→ Task to complete:
Copy each line of the data below in which the word "Astro" can be found.

→ Supplied data:
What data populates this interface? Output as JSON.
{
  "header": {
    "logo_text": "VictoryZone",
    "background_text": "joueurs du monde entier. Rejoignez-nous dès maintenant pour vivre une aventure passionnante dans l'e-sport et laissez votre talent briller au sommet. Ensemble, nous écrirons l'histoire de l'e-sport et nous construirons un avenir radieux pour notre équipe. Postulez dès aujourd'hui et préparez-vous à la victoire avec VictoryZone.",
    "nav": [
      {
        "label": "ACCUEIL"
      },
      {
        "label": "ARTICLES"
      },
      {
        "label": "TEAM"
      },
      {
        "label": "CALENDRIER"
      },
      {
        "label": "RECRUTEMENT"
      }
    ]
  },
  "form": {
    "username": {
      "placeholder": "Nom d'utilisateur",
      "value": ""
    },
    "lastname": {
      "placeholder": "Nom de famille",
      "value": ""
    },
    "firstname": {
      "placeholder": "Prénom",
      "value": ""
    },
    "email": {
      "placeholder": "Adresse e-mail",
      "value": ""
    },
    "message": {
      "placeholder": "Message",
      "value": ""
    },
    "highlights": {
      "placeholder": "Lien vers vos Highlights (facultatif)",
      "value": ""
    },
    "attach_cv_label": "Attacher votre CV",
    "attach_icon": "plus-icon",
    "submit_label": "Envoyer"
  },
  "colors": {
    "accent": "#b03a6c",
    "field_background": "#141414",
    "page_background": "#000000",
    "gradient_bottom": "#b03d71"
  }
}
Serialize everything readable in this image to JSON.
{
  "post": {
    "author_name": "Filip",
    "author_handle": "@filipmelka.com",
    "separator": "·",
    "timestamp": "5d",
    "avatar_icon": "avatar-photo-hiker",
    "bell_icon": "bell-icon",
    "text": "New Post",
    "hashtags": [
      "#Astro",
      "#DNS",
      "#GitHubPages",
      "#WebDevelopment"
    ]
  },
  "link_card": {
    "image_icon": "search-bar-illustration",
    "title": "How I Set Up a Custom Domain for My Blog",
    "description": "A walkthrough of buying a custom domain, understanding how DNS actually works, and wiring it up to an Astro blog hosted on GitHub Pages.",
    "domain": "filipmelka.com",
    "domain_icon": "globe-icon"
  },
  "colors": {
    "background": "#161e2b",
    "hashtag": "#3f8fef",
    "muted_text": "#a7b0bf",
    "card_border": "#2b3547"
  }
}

→ Task answer:
      "#Astro",
    "description": "A walkthrough of buying a custom domain, understanding how DNS actually works, and wiring it up to an Astro blog hosted on GitHub Pages.",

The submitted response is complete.